This is my third watch now, and I still love it as much as the first; maybe even more. I haven’t reviewed it, really. I’ve written a few lines about my love, but that’s it. Usually when I write a review, I reflect and deconstruct a film. Often times it changes my perspective and perception. This is why I had apprehension about going through this process with Castaway on the Moon. I was afraid by analyzing, it would lose some of its wonderful charm.
An argument could be put forth that Castaway on the Moon is a clever commentary on modern sociological problems, increasing dependency on technology, and how we are all becoming more alone. I think to view the film with that critical mindset would do nothing but diminish it. While all those components are there, I don’t think they are the ones director/writer Lee Hey-jun wanted us to ‘see’, he simply wanted us to relate to, and feel for, his two lonely protagonists. Mission accomplished. 100%.

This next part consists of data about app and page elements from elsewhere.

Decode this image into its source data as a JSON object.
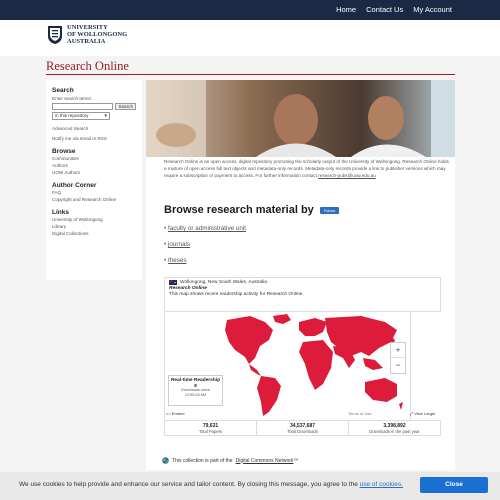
{
  "topnav": {
    "home": "Home",
    "contact": "Contact Us",
    "account": "My Account"
  },
  "logo": {
    "line1": "UNIVERSITY",
    "line2": "OF WOLLONGONG",
    "line3": "AUSTRALIA"
  },
  "site": {
    "title": "Research Online"
  },
  "sidebar": {
    "search_heading": "Search",
    "search_label": "Enter search terms:",
    "search_button": "Search",
    "search_scope": "in this repository",
    "advanced_search": "Advanced Search",
    "notify": "Notify me via email or RSS",
    "browse_heading": "Browse",
    "browse_items": [
      "Communities",
      "Authors",
      "UOW Authors"
    ],
    "author_heading": "Author Corner",
    "author_items": [
      "FAQ",
      "Copyright and Research Online"
    ],
    "links_heading": "Links",
    "links_items": [
      "University of Wollongong",
      "Library",
      "Digital Collections"
    ]
  },
  "intro": {
    "text": "Research Online is an open access, digital repository promoting the scholarly output of the University of Wollongong. Research Online holds a mixture of open access full text objects and metadata-only records. Metadata-only records provide a link to publisher versions which may require a subscription or payment to access. For further information contact",
    "email": "research-pubs@uow.edu.au"
  },
  "browse": {
    "title": "Browse research material by",
    "follow": "Follow",
    "items": [
      "faculty or administrative unit",
      "journals",
      "theses"
    ]
  },
  "map": {
    "location": "Wollongong, New South Wales, Australia",
    "subtitle": "Research Online",
    "description": "This map shows recent readership activity for Research Online.",
    "realtime_title": "Real-time Readership",
    "realtime_count": "8",
    "realtime_sub1": "Downloads since",
    "realtime_sub2": "12:59:28 AM",
    "embed": "<> Embed",
    "terms": "Terms of Use",
    "view_larger": "View Larger",
    "zoom_in": "+",
    "zoom_out": "−",
    "colors": {
      "land": "#dc1c3a",
      "ocean": "#ffffff"
    }
  },
  "stats": [
    {
      "value": "79,631",
      "label": "Total Papers"
    },
    {
      "value": "34,537,687",
      "label": "Total Downloads"
    },
    {
      "value": "3,398,892",
      "label": "Downloads in the past year"
    }
  ],
  "dcn": {
    "text": "This collection is part of the",
    "link": "Digital Commons Network",
    "tm": "™"
  },
  "cookie": {
    "text": "We use cookies to help provide and enhance our service and tailor content. By closing this message, you agree to the",
    "link": "use of cookies.",
    "close": "Close"
  }
}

Lee has created one of the most original contrivances for a well worn genre, and his execution is absolutely perfect in every way. He blends bitterness, hopelessness, hope, and joy in a uniquely touching and funny way. Lee doesn’t beg for laughs, but they come. Not big ones, rather gentle knowing chuckles. He doesn’t beg for tears, but they come, not in gushes, but maybe in a tiny drop or two. Lee simply lets his story unfold for us to judge.
What I did notice on this viewing is that in one of the most climatic ‘overcoming all obstacles’ scenes was completely devoid of score. Only after it completed were we rewarded with some simple strains just to let us know we were right. Simple touches like this abound throughout the film, and demonstrate that Lee really knows his craft.
Cheers to the Letterboxd community, particularly the Matriarch of Castaway on the Moon: Simone, for spreading the word and bringing this completely unknown film, even in its native land, to so many. It’s a particular joy that is not often felt. To quote from my original non-review; ‘A perfect gem.’